Rebekah Blankers isn’t waiting to find out what Premera considers unique or non-unique. She has switched Gabriella to a $200-a-month exchange plan that will cover all care done at Seattle Children’s. Meanwhile, the rest of the family -- including Blankers’ two other daughters -- will stay on the less-expensive LifeWise plan.
“I’m just happy this happened during open enrollment,” Blankers said. “If it hadn’t, we wouldn’t be able to switch and we would have to fight.”
Blankers now has a combined estimated premium of $950 a month. If she had switched the entire family to the new plan, her cost would have been about $1,500 a month, she said.
Specialized hospitals aren’t the only centers struggling with the newly narrowed networks. They also affect smaller facilities in markets dominated by a single insurer, further limiting consumer choice.
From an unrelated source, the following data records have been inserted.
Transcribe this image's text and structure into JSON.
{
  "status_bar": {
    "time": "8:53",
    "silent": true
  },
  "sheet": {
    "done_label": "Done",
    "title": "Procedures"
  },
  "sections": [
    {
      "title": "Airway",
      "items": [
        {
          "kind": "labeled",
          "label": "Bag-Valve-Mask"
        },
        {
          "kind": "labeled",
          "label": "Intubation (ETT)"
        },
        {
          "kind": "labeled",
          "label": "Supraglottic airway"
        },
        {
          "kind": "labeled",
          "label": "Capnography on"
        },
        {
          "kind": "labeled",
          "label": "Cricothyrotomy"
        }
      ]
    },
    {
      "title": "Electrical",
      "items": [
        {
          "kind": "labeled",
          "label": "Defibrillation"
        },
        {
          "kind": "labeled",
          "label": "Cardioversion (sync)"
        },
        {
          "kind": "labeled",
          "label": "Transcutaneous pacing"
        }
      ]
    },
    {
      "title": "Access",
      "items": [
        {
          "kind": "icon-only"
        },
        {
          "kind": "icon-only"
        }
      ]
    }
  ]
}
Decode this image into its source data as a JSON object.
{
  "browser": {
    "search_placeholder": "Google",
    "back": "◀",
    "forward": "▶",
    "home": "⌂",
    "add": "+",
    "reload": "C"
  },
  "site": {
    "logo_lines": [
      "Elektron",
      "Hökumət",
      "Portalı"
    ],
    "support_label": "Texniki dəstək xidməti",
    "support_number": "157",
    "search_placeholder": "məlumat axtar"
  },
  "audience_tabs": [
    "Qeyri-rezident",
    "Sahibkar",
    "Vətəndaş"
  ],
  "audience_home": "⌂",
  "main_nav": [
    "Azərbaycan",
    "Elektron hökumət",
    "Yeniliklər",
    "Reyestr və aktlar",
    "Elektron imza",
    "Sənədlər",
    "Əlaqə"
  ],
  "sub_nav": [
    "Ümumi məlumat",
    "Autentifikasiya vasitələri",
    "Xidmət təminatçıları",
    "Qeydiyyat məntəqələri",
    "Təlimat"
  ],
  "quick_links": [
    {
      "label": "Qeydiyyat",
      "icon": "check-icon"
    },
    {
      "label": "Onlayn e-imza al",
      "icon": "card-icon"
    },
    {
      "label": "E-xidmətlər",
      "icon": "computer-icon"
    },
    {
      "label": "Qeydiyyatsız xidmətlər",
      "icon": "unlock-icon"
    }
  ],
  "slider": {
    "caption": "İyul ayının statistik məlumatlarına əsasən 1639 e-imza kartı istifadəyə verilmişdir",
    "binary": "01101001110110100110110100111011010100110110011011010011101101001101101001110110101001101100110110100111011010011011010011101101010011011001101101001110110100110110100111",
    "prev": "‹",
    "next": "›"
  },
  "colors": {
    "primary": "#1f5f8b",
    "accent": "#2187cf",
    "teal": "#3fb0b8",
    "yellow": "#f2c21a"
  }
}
In New Hampshire, Anthem Blue Cross Blue Shield is the only insurer selling its products on the state’s independent exchange. They cover 16 of the state’s 26 hospitals in their reimbursement network. Among the excluded is Frisbie Memorial Hospital in Rochester, which serves about 75,000 patients a year, according to Al Felgar, the medical center’s chief executive officer.
“When we found out we weren’t in the network, we immediately contacted Anthem, and we were told it was not something they would discuss,” Felgar said.
Anthem president Lisa Guertin says the insurer designed its exchange plans in response to customer surveys: “The message that came back was clear and compelling,” she said by telephone. “They would trade off the full breadth of access for the price point.”
Anthem picked hospitals to fulfill state and federal standards, mostly based on geography, according to Guertin. Under its plan, hospital access for those within the network in terms of driving time and distance is twice as short as is required by New Hampshire law, she said.
Felgar plans to argue Frisbie Memorial’s case at a Feb. 10 public hearing before New Hampshire Insurance Commissioner Roger Sevigny. “We’re a small hospital,” he said. “When you’re small, every patient counts.”
While Seattle Children’s and Frisbie Memorial struggle to get into a network, big hospital companies, armed with more negotiating power, are gaining the additional market share of newly insured patients.
Each of the 77 hospitals operated by Tenet Healthcare Corp., the third-largest hospital company in the U.S., is participating in at least one exchange plan at every level, Chief Executive Officer Trevor Fetter said at the JPMorgan Chase & Co. health-care conference on Jan. 13.
At HCA Holdings Inc., the biggest U.S. chain by market capitalization, 97 percent of the 165 hospitals it owns are included in Bronze and Silver plans on the Obamacare exchanges, Chief Executive Officer Milton Johnson said last month. The Nashville, Tennessee-based operator expects “to get a lift” from the Affordable Care Act, as many of HCA’s most important markets, in Florida and Texas, had high levels of uninsured whose care will now be paid for by Obamacare, Johnson said.
That takes the pressure off HCA to accept discounted reimbursements, said Sheryl Skolnick, an industry analyst at Stamford, Connecticut-based CRT Capital Group.
HCA’s “margins are high, and their outcomes are good,” Skolnick said by telephone. “They don’t really need anything from these health plans. So why break their price discipline?”
Negotiations on coverage take place annually between insurers and hospitals. News insurers may also join the exchange, such as in New Hampshire, where Frisbie Hospital will have the chance to join Harvard Pilgrim Health Care Inc., or Minuteman Health Inc. in 2015. Hospitals that miss the cut this year can “argue to become part of the network” next year, Skolnick said.